### What you have to do
Please print every record below exactly as written, leaving out the pictures.
Material shown START
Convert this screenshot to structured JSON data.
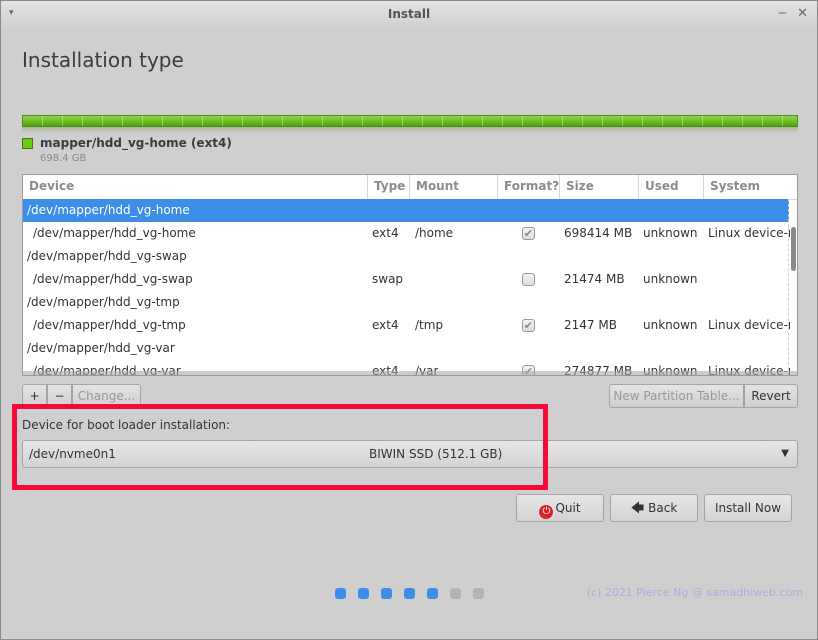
{
  "window": {
    "title": "Install",
    "menu_glyph": "▾",
    "minimize_glyph": "‒",
    "close_glyph": "✕"
  },
  "page": {
    "title": "Installation type"
  },
  "partition_bar": {
    "color": "#72c51b",
    "legend_label": "mapper/hdd_vg-home (ext4)",
    "legend_size": "698.4 GB"
  },
  "table": {
    "columns": [
      "Device",
      "Type",
      "Mount point",
      "Format?",
      "Size",
      "Used",
      "System"
    ],
    "rows": [
      {
        "device": "/dev/mapper/hdd_vg-home",
        "type": "",
        "mount": "",
        "format": null,
        "size": "",
        "used": "",
        "system": "",
        "selected": true,
        "indent": false
      },
      {
        "device": "/dev/mapper/hdd_vg-home",
        "type": "ext4",
        "mount": "/home",
        "format": true,
        "size": "698414 MB",
        "used": "unknown",
        "system": "Linux device-ma",
        "selected": false,
        "indent": true
      },
      {
        "device": "/dev/mapper/hdd_vg-swap",
        "type": "",
        "mount": "",
        "format": null,
        "size": "",
        "used": "",
        "system": "",
        "selected": false,
        "indent": false
      },
      {
        "device": "/dev/mapper/hdd_vg-swap",
        "type": "swap",
        "mount": "",
        "format": false,
        "size": "21474 MB",
        "used": "unknown",
        "system": "",
        "selected": false,
        "indent": true
      },
      {
        "device": "/dev/mapper/hdd_vg-tmp",
        "type": "",
        "mount": "",
        "format": null,
        "size": "",
        "used": "",
        "system": "",
        "selected": false,
        "indent": false
      },
      {
        "device": "/dev/mapper/hdd_vg-tmp",
        "type": "ext4",
        "mount": "/tmp",
        "format": true,
        "size": "2147 MB",
        "used": "unknown",
        "system": "Linux device-ma",
        "selected": false,
        "indent": true
      },
      {
        "device": "/dev/mapper/hdd_vg-var",
        "type": "",
        "mount": "",
        "format": null,
        "size": "",
        "used": "",
        "system": "",
        "selected": false,
        "indent": false
      },
      {
        "device": "/dev/mapper/hdd_vg-var",
        "type": "ext4",
        "mount": "/var",
        "format": true,
        "size": "274877 MB",
        "used": "unknown",
        "system": "Linux device-ma",
        "selected": false,
        "indent": true
      }
    ]
  },
  "toolbar": {
    "add_label": "+",
    "remove_label": "−",
    "change_label": "Change...",
    "new_table_label": "New Partition Table...",
    "revert_label": "Revert"
  },
  "bootloader": {
    "label": "Device for boot loader installation:",
    "selected_device": "/dev/nvme0n1",
    "selected_model": "BIWIN SSD (512.1 GB)",
    "arrow_glyph": "▼"
  },
  "buttons": {
    "quit_label": "Quit",
    "quit_icon": "⏻",
    "back_label": "Back",
    "back_icon": "🡄",
    "install_label": "Install Now"
  },
  "progress": {
    "total_steps": 7,
    "completed_steps": 5
  },
  "annotation": {
    "highlight_color": "#f5083a"
  },
  "credit": "(c) 2021 Pierce Ng @ samadhiweb.com"
}
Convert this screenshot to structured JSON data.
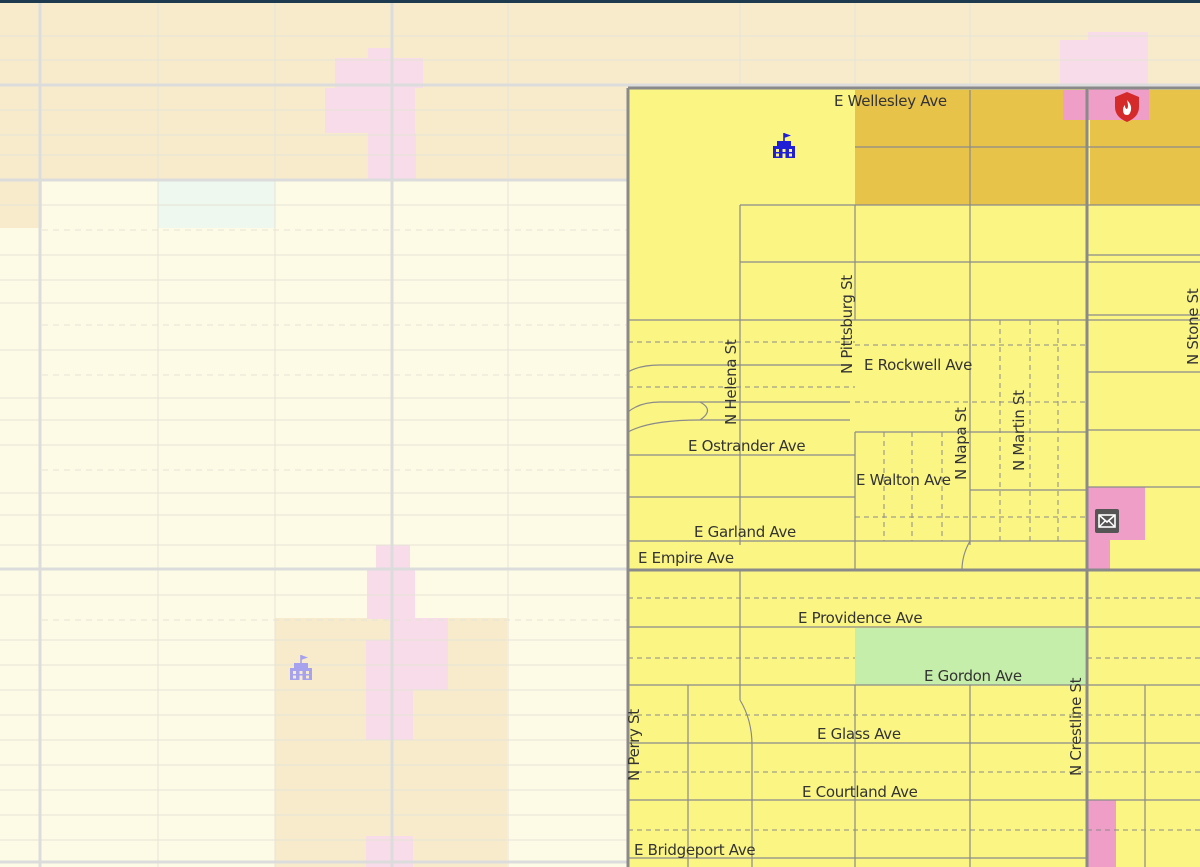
{
  "map": {
    "streets": {
      "wellesley": "E Wellesley Ave",
      "rockwell": "E Rockwell Ave",
      "ostrander": "E Ostrander Ave",
      "walton": "E Walton Ave",
      "garland": "E Garland Ave",
      "empire": "E Empire Ave",
      "providence": "E Providence Ave",
      "gordon": "E Gordon Ave",
      "glass": "E Glass Ave",
      "courtland": "E Courtland Ave",
      "bridgeport": "E Bridgeport Ave",
      "helena": "N Helena St",
      "pittsburg": "N Pittsburg St",
      "napa": "N Napa St",
      "martin": "N Martin St",
      "stone": "N Stone St",
      "perry": "N Perry St",
      "crestline": "N Crestline St"
    },
    "icons": {
      "school_active": "school-icon",
      "school_faded": "school-icon",
      "fire_station": "fire-station-icon",
      "post_office": "post-office-icon"
    },
    "colors": {
      "residential": "#fbf684",
      "commercial": "#e8c34a",
      "mixed_use": "#ef9ec8",
      "park": "#c5eeaa",
      "faded_residential": "#fdfbe6",
      "faded_commercial": "#f7ebcc",
      "faded_mixed": "#f8dcea",
      "school_icon": "#1f1fd6",
      "fire_icon": "#d42a2a"
    }
  }
}
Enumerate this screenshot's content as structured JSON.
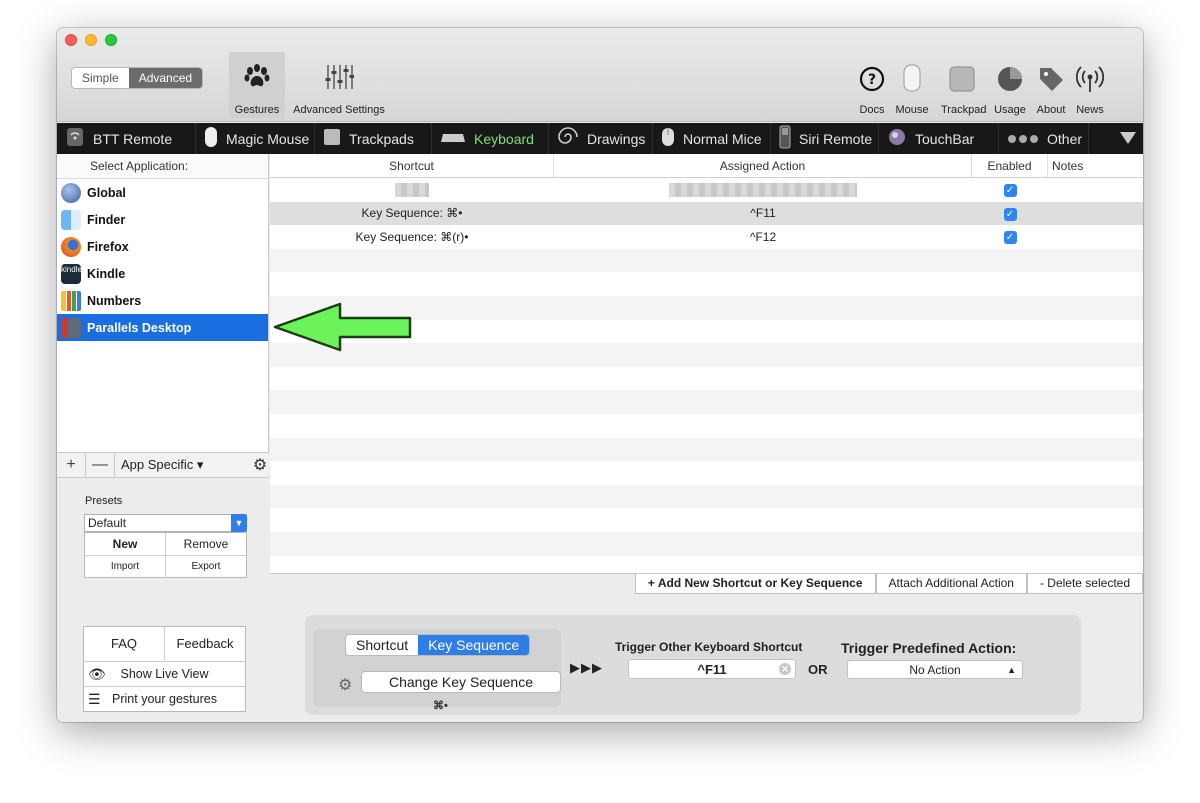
{
  "toolbar": {
    "seg_simple": "Simple",
    "seg_advanced": "Advanced",
    "gestures": "Gestures",
    "advanced_settings": "Advanced Settings",
    "right": [
      "Docs",
      "Mouse",
      "Trackpad",
      "Usage",
      "About",
      "News"
    ]
  },
  "tabs": [
    {
      "label": "BTT Remote",
      "icon": "remote-icon"
    },
    {
      "label": "Magic Mouse",
      "icon": "mouse-icon"
    },
    {
      "label": "Trackpads",
      "icon": "trackpad-icon"
    },
    {
      "label": "Keyboard",
      "icon": "keyboard-icon",
      "active": true
    },
    {
      "label": "Drawings",
      "icon": "drawing-icon"
    },
    {
      "label": "Normal Mice",
      "icon": "normal-mouse-icon"
    },
    {
      "label": "Siri Remote",
      "icon": "siri-remote-icon"
    },
    {
      "label": "TouchBar",
      "icon": "touchbar-icon"
    },
    {
      "label": "Other",
      "icon": "dots-icon"
    }
  ],
  "sidebar": {
    "header": "Select Application:",
    "apps": [
      {
        "label": "Global",
        "color": "#3f5d9a"
      },
      {
        "label": "Finder",
        "color": "#4a9be8"
      },
      {
        "label": "Firefox",
        "color": "#e66b1f"
      },
      {
        "label": "Kindle",
        "color": "#222222"
      },
      {
        "label": "Numbers",
        "color": "#3fa34d"
      },
      {
        "label": "Parallels Desktop",
        "color": "#c63a2f",
        "selected": true
      }
    ],
    "add": "+",
    "remove": "—",
    "app_specific": "App Specific ▾",
    "presets_label": "Presets",
    "preset_value": "Default",
    "new": "New",
    "remove_preset": "Remove",
    "import": "Import",
    "export": "Export",
    "faq": "FAQ",
    "feedback": "Feedback",
    "live_view": "Show Live View",
    "print": "Print your gestures"
  },
  "table": {
    "headers": [
      "Shortcut",
      "Assigned Action",
      "Enabled",
      "Notes"
    ],
    "rows": [
      {
        "shortcut": "",
        "action": "",
        "enabled": true,
        "blurred": true
      },
      {
        "shortcut": "Key Sequence: ⌘•",
        "action": "^F11",
        "enabled": true,
        "selected": true
      },
      {
        "shortcut": "Key Sequence: ⌘(r)•",
        "action": "^F12",
        "enabled": true
      }
    ]
  },
  "actions": {
    "add": "+ Add New Shortcut or Key Sequence",
    "attach": "Attach Additional Action",
    "delete": "- Delete selected"
  },
  "panel": {
    "seg_shortcut": "Shortcut",
    "seg_keyseq": "Key Sequence",
    "change": "Change Key Sequence",
    "keyseq": "⌘•",
    "arrows": "▶▶▶",
    "trigger_label": "Trigger Other Keyboard Shortcut",
    "trigger_value": "^F11",
    "or": "OR",
    "predef_label": "Trigger Predefined Action:",
    "predef_value": "No Action"
  },
  "colors": {
    "accent": "#2f7ee8",
    "selection": "#1a6ee0",
    "active_tab": "#7ee06f",
    "arrow": "#6cf25a"
  }
}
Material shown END
### Your response
Convert this screenshot to structured JSON data.
{
  "window": {
    "title": "Install",
    "menu_glyph": "▾",
    "minimize_glyph": "‒",
    "close_glyph": "✕"
  },
  "page": {
    "title": "Installation type"
  },
  "partition_bar": {
    "color": "#72c51b",
    "legend_label": "mapper/hdd_vg-home (ext4)",
    "legend_size": "698.4 GB"
  },
  "table": {
    "columns": [
      "Device",
      "Type",
      "Mount point",
      "Format?",
      "Size",
      "Used",
      "System"
    ],
    "rows": [
      {
        "device": "/dev/mapper/hdd_vg-home",
        "type": "",
        "mount": "",
        "format": null,
        "size": "",
        "used": "",
        "system": "",
        "selected": true,
        "indent": false
      },
      {
        "device": "/dev/mapper/hdd_vg-home",
        "type": "ext4",
        "mount": "/home",
        "format": true,
        "size": "698414 MB",
        "used": "unknown",
        "system": "Linux device-ma",
        "selected": false,
        "indent": true
      },
      {
        "device": "/dev/mapper/hdd_vg-swap",
        "type": "",
        "mount": "",
        "format": null,
        "size": "",
        "used": "",
        "system": "",
        "selected": false,
        "indent": false
      },
      {
        "device": "/dev/mapper/hdd_vg-swap",
        "type": "swap",
        "mount": "",
        "format": false,
        "size": "21474 MB",
        "used": "unknown",
        "system": "",
        "selected": false,
        "indent": true
      },
      {
        "device": "/dev/mapper/hdd_vg-tmp",
        "type": "",
        "mount": "",
        "format": null,
        "size": "",
        "used": "",
        "system": "",
        "selected": false,
        "indent": false
      },
      {
        "device": "/dev/mapper/hdd_vg-tmp",
        "type": "ext4",
        "mount": "/tmp",
        "format": true,
        "size": "2147 MB",
        "used": "unknown",
        "system": "Linux device-ma",
        "selected": false,
        "indent": true
      },
      {
        "device": "/dev/mapper/hdd_vg-var",
        "type": "",
        "mount": "",
        "format": null,
        "size": "",
        "used": "",
        "system": "",
        "selected": false,
        "indent": false
      },
      {
        "device": "/dev/mapper/hdd_vg-var",
        "type": "ext4",
        "mount": "/var",
        "format": true,
        "size": "274877 MB",
        "used": "unknown",
        "system": "Linux device-ma",
        "selected": false,
        "indent": true
      }
    ]
  },
  "toolbar": {
    "add_label": "+",
    "remove_label": "−",
    "change_label": "Change...",
    "new_table_label": "New Partition Table...",
    "revert_label": "Revert"
  },
  "bootloader": {
    "label": "Device for boot loader installation:",
    "selected_device": "/dev/nvme0n1",
    "selected_model": "BIWIN SSD (512.1 GB)",
    "arrow_glyph": "▼"
  },
  "buttons": {
    "quit_label": "Quit",
    "quit_icon": "⏻",
    "back_label": "Back",
    "back_icon": "🡄",
    "install_label": "Install Now"
  },
  "progress": {
    "total_steps": 7,
    "completed_steps": 5
  },
  "annotation": {
    "highlight_color": "#f5083a"
  },
  "credit": "(c) 2021 Pierce Ng @ samadhiweb.com"
}
Convert this screenshot to structured JSON data.
{
  "map": {
    "streets": {
      "wellesley": "E Wellesley Ave",
      "rockwell": "E Rockwell Ave",
      "ostrander": "E Ostrander Ave",
      "walton": "E Walton Ave",
      "garland": "E Garland Ave",
      "empire": "E Empire Ave",
      "providence": "E Providence Ave",
      "gordon": "E Gordon Ave",
      "glass": "E Glass Ave",
      "courtland": "E Courtland Ave",
      "bridgeport": "E Bridgeport Ave",
      "helena": "N Helena St",
      "pittsburg": "N Pittsburg St",
      "napa": "N Napa St",
      "martin": "N Martin St",
      "stone": "N Stone St",
      "perry": "N Perry St",
      "crestline": "N Crestline St"
    },
    "icons": {
      "school_active": "school-icon",
      "school_faded": "school-icon",
      "fire_station": "fire-station-icon",
      "post_office": "post-office-icon"
    },
    "colors": {
      "residential": "#fbf684",
      "commercial": "#e8c34a",
      "mixed_use": "#ef9ec8",
      "park": "#c5eeaa",
      "faded_residential": "#fdfbe6",
      "faded_commercial": "#f7ebcc",
      "faded_mixed": "#f8dcea",
      "school_icon": "#1f1fd6",
      "fire_icon": "#d42a2a"
    }
  }
}
Enumerate this screenshot's content as structured JSON.
{
  "toolbar": {
    "seg_simple": "Simple",
    "seg_advanced": "Advanced",
    "gestures": "Gestures",
    "advanced_settings": "Advanced Settings",
    "right": [
      "Docs",
      "Mouse",
      "Trackpad",
      "Usage",
      "About",
      "News"
    ]
  },
  "tabs": [
    {
      "label": "BTT Remote",
      "icon": "remote-icon"
    },
    {
      "label": "Magic Mouse",
      "icon": "mouse-icon"
    },
    {
      "label": "Trackpads",
      "icon": "trackpad-icon"
    },
    {
      "label": "Keyboard",
      "icon": "keyboard-icon",
      "active": true
    },
    {
      "label": "Drawings",
      "icon": "drawing-icon"
    },
    {
      "label": "Normal Mice",
      "icon": "normal-mouse-icon"
    },
    {
      "label": "Siri Remote",
      "icon": "siri-remote-icon"
    },
    {
      "label": "TouchBar",
      "icon": "touchbar-icon"
    },
    {
      "label": "Other",
      "icon": "dots-icon"
    }
  ],
  "sidebar": {
    "header": "Select Application:",
    "apps": [
      {
        "label": "Global",
        "color": "#3f5d9a"
      },
      {
        "label": "Finder",
        "color": "#4a9be8"
      },
      {
        "label": "Firefox",
        "color": "#e66b1f"
      },
      {
        "label": "Kindle",
        "color": "#222222"
      },
      {
        "label": "Numbers",
        "color": "#3fa34d"
      },
      {
        "label": "Parallels Desktop",
        "color": "#c63a2f",
        "selected": true
      }
    ],
    "add": "+",
    "remove": "—",
    "app_specific": "App Specific ▾",
    "presets_label": "Presets",
    "preset_value": "Default",
    "new": "New",
    "remove_preset": "Remove",
    "import": "Import",
    "export": "Export",
    "faq": "FAQ",
    "feedback": "Feedback",
    "live_view": "Show Live View",
    "print": "Print your gestures"
  },
  "table": {
    "headers": [
      "Shortcut",
      "Assigned Action",
      "Enabled",
      "Notes"
    ],
    "rows": [
      {
        "shortcut": "",
        "action": "",
        "enabled": true,
        "blurred": true
      },
      {
        "shortcut": "Key Sequence: ⌘•",
        "action": "^F11",
        "enabled": true,
        "selected": true
      },
      {
        "shortcut": "Key Sequence: ⌘(r)•",
        "action": "^F12",
        "enabled": true
      }
    ]
  },
  "actions": {
    "add": "+ Add New Shortcut or Key Sequence",
    "attach": "Attach Additional Action",
    "delete": "- Delete selected"
  },
  "panel": {
    "seg_shortcut": "Shortcut",
    "seg_keyseq": "Key Sequence",
    "change": "Change Key Sequence",
    "keyseq": "⌘•",
    "arrows": "▶▶▶",
    "trigger_label": "Trigger Other Keyboard Shortcut",
    "trigger_value": "^F11",
    "or": "OR",
    "predef_label": "Trigger Predefined Action:",
    "predef_value": "No Action"
  },
  "colors": {
    "accent": "#2f7ee8",
    "selection": "#1a6ee0",
    "active_tab": "#7ee06f",
    "arrow": "#6cf25a"
  }
}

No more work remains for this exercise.